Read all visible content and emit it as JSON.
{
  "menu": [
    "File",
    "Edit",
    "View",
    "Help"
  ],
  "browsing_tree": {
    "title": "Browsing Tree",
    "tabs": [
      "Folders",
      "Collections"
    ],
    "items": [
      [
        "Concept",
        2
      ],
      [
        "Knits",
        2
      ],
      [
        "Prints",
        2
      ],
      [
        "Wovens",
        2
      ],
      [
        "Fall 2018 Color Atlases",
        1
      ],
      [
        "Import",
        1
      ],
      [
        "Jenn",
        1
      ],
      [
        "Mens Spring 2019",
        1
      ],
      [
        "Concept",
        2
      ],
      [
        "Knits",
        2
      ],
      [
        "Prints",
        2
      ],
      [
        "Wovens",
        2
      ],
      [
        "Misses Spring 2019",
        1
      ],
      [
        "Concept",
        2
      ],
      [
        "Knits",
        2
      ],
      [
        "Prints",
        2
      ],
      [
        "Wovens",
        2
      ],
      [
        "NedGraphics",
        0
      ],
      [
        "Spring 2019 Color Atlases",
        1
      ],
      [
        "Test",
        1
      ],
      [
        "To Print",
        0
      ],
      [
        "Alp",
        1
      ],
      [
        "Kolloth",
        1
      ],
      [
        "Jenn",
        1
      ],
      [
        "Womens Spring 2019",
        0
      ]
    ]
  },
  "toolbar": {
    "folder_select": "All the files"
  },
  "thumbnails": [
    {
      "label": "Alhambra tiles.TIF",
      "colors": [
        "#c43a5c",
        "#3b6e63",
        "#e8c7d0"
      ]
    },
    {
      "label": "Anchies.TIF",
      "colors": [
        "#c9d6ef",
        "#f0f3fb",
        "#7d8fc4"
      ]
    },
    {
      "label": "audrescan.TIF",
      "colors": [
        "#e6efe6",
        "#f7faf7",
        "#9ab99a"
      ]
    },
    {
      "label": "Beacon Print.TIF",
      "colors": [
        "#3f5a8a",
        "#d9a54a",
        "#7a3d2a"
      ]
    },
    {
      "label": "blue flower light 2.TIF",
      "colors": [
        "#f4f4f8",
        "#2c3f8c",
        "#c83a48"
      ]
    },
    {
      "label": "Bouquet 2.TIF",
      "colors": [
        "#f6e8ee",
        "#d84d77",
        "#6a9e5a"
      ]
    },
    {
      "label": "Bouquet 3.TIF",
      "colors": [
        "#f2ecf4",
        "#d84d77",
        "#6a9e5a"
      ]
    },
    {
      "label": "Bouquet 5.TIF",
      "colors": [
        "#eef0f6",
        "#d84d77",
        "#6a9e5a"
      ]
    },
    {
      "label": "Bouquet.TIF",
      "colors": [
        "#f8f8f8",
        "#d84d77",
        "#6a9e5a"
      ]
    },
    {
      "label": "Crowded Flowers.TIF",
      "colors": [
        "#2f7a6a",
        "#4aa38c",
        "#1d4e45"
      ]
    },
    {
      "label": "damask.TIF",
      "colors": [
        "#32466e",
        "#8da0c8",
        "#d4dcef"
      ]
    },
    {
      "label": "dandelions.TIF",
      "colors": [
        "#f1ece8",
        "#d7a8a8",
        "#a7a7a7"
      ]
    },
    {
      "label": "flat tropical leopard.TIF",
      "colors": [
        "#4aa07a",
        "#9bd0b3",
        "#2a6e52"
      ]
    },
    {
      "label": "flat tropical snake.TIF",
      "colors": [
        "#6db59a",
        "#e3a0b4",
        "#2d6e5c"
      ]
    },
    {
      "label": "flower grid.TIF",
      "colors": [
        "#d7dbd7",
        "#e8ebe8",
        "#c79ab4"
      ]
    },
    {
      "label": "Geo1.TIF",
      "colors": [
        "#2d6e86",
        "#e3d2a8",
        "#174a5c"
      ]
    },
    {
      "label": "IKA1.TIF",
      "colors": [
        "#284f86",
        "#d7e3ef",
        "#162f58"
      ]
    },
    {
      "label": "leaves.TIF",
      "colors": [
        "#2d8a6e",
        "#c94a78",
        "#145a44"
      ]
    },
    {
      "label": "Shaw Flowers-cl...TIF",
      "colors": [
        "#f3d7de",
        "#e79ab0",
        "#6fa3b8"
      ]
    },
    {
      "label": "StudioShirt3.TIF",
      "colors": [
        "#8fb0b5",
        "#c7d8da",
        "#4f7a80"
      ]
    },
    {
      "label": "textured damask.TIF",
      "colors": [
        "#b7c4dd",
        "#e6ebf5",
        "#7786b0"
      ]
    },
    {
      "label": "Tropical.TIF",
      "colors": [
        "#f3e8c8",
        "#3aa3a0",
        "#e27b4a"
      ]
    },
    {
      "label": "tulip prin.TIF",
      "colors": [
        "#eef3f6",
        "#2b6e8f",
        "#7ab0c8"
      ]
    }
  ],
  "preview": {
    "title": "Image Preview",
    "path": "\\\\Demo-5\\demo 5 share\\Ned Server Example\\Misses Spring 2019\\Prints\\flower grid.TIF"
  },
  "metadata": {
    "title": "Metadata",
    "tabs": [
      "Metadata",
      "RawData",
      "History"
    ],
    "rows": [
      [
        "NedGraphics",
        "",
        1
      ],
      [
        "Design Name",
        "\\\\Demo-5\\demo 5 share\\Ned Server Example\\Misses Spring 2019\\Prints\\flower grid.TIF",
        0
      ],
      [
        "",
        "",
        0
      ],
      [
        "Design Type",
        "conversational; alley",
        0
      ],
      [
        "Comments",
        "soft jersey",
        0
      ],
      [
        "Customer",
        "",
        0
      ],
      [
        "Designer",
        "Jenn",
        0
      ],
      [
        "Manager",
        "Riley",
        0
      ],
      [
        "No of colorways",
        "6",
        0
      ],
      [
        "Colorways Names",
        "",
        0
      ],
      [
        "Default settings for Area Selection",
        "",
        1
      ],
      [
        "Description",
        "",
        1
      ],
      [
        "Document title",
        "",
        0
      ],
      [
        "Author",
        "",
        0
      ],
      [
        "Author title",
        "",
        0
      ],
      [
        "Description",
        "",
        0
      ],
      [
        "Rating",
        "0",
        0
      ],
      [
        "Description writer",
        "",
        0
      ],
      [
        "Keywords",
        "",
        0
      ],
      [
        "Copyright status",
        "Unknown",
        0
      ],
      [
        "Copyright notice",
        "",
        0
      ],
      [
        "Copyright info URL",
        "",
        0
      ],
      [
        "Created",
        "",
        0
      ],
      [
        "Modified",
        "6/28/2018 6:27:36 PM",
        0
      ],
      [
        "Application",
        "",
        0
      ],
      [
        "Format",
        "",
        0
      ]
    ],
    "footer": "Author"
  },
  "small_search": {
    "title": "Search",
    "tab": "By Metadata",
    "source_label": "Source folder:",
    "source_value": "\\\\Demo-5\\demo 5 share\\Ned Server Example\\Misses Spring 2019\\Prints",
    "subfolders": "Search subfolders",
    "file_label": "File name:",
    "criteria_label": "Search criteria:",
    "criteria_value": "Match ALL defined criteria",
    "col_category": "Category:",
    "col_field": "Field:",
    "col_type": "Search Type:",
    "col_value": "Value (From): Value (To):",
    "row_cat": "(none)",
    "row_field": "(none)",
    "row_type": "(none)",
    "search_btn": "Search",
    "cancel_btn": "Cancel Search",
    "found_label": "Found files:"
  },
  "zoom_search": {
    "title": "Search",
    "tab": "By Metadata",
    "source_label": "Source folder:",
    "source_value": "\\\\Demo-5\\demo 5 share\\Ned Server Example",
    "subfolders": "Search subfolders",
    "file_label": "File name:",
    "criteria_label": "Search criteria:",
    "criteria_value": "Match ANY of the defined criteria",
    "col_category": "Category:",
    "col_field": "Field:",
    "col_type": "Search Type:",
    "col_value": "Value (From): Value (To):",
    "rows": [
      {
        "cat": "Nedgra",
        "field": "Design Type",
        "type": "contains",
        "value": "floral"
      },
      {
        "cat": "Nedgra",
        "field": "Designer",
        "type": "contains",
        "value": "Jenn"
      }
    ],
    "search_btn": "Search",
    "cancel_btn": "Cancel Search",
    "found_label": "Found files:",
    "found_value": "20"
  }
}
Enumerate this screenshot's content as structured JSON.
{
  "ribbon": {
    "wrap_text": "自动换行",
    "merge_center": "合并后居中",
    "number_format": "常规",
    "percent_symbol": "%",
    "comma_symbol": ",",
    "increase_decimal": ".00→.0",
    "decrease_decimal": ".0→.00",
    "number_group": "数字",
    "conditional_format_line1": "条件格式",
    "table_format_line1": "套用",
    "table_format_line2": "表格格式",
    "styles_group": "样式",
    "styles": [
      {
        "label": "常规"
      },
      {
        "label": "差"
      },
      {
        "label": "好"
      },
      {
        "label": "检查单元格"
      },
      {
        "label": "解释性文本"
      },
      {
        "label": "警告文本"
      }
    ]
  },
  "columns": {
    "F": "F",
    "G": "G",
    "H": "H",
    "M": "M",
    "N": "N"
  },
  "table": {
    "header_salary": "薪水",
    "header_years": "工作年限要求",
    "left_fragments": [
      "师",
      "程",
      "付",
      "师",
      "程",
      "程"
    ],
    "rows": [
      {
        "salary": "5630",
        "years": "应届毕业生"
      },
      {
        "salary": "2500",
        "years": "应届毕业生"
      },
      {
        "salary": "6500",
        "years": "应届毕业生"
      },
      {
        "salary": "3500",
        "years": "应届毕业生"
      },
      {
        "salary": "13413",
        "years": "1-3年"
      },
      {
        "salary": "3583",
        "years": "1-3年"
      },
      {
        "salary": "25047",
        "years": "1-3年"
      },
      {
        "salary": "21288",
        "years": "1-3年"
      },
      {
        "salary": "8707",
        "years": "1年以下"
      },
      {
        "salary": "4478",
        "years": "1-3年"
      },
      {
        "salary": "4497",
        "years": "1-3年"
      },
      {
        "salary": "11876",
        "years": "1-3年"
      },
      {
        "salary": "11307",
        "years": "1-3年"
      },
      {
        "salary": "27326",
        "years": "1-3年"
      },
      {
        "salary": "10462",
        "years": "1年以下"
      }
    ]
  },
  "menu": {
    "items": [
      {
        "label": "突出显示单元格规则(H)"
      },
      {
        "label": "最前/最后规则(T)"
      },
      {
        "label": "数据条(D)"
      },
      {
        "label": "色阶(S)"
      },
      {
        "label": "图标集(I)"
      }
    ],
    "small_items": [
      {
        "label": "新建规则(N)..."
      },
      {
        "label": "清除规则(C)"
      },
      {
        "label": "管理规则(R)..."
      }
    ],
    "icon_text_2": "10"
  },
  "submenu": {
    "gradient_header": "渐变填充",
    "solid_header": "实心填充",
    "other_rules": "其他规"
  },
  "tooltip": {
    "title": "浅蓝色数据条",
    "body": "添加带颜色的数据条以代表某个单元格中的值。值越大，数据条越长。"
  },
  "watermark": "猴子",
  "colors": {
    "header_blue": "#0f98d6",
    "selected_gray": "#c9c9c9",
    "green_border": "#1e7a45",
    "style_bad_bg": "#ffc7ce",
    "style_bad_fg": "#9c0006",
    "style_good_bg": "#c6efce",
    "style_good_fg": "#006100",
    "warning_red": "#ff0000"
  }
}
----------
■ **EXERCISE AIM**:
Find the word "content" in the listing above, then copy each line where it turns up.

■ **SOLVED PROBLEM**:
Read all visible content and emit it as JSON.
Enumerate this screenshot's content as structured JSON.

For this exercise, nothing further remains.